**YOUR ASSIGNMENT:**
All lines that hold the string "Парк" should be copied. Find them in the listing below.

**DATA EXTRACTS:**
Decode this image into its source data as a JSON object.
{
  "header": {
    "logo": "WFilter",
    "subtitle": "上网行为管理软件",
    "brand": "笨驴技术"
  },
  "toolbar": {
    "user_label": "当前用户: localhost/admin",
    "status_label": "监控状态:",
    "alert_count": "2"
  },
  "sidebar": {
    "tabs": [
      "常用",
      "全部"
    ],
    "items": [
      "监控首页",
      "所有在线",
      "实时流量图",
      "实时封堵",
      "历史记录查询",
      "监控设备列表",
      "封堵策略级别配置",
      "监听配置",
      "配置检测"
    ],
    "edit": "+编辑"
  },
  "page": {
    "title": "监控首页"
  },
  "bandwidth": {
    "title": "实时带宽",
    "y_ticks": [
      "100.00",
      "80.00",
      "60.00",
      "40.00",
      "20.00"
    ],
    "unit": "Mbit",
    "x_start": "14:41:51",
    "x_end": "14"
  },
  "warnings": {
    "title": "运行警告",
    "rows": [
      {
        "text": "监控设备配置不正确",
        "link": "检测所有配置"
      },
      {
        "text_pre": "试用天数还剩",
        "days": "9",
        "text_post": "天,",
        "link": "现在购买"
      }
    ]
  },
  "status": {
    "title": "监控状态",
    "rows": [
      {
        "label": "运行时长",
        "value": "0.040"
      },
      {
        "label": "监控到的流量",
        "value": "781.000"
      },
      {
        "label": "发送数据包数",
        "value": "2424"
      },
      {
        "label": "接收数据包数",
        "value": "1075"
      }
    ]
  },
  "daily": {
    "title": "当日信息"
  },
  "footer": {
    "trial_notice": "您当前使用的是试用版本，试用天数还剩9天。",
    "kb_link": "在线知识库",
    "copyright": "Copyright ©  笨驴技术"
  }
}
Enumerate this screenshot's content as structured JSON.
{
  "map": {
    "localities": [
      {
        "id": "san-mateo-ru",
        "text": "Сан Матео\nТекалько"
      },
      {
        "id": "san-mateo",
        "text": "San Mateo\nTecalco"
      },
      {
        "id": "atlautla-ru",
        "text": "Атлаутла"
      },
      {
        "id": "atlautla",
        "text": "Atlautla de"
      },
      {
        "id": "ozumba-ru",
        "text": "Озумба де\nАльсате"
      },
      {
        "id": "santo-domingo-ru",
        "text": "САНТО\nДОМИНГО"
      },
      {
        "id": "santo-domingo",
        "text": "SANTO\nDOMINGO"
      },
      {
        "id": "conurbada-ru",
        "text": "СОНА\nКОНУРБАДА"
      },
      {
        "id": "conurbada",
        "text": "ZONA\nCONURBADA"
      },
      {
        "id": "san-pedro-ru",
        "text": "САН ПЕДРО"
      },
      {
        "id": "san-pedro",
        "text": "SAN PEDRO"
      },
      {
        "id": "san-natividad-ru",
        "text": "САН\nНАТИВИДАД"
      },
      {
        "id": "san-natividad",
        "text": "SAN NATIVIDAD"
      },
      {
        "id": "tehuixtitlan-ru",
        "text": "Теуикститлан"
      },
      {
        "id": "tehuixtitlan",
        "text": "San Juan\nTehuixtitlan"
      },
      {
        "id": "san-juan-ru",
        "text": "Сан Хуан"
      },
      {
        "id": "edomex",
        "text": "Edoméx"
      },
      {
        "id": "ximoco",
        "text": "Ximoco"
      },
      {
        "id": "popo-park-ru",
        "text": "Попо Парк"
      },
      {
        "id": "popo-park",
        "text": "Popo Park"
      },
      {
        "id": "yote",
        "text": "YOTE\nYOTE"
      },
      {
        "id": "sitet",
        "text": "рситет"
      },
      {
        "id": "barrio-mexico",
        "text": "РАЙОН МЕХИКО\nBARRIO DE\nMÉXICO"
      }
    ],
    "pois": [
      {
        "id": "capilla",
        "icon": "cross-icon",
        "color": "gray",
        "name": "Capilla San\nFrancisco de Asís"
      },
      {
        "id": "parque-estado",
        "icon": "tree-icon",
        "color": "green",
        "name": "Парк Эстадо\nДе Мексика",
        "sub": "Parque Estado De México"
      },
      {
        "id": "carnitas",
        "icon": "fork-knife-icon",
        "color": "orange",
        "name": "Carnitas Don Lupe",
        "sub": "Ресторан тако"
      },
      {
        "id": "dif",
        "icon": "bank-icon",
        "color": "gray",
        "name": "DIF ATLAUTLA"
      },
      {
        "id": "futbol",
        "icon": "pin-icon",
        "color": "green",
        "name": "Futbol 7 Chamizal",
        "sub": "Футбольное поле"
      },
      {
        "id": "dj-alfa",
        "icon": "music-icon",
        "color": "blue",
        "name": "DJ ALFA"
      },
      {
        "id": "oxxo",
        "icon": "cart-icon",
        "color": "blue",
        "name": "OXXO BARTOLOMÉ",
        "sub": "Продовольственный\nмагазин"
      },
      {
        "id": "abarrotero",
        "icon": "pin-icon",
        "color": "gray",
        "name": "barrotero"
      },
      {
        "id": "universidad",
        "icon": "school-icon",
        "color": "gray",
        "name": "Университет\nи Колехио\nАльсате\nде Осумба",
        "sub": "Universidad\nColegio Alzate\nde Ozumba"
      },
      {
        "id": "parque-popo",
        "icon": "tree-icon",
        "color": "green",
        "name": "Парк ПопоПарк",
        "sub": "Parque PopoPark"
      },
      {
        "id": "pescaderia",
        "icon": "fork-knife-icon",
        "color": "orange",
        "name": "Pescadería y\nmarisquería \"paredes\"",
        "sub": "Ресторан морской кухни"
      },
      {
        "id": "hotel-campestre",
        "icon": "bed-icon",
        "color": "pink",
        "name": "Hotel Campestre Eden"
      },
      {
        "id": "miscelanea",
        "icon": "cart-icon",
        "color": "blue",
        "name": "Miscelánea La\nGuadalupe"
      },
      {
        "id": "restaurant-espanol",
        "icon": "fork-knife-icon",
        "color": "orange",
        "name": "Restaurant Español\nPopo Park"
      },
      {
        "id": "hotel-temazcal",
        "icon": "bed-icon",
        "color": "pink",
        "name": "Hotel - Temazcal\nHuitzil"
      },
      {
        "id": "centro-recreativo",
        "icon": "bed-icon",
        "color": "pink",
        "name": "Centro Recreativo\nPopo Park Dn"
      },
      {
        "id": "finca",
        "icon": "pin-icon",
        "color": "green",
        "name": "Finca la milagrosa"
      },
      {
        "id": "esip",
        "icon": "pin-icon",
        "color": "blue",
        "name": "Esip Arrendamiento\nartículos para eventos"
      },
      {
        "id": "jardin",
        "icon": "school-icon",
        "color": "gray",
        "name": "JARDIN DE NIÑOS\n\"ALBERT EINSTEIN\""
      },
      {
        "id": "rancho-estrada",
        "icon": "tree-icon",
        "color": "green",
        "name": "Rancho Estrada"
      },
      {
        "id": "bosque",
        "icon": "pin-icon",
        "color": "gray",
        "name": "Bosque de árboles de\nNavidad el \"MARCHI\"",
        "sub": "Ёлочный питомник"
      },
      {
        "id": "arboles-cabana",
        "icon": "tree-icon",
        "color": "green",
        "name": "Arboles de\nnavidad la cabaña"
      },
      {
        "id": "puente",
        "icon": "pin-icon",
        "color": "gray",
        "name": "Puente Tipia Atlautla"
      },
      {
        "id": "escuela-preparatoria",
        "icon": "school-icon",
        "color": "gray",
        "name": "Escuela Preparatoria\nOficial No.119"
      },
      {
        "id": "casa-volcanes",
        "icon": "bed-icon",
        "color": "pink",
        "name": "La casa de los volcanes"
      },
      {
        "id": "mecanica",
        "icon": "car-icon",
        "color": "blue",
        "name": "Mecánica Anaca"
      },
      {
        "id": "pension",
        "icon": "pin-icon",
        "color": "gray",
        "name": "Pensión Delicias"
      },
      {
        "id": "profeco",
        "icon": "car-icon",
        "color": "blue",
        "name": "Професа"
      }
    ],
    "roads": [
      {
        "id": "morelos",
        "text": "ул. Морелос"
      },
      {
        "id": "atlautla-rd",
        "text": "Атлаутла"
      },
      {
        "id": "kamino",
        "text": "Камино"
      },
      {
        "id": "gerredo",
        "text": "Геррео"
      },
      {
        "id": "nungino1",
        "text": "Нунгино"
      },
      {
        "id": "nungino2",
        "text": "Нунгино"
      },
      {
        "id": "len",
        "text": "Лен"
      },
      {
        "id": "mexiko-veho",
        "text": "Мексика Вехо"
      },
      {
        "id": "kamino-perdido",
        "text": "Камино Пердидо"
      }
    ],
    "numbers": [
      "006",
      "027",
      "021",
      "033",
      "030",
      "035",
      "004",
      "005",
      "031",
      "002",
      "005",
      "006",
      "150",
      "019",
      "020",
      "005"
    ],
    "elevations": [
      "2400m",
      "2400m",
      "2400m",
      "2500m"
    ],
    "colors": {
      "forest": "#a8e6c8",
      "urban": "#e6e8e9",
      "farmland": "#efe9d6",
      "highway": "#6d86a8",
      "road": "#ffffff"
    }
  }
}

**EXERCISE RESULT:**
        "text": "Попо Парк"
        "name": "Парк Эстадо\nДе Мексика",
        "name": "Парк ПопоПарк",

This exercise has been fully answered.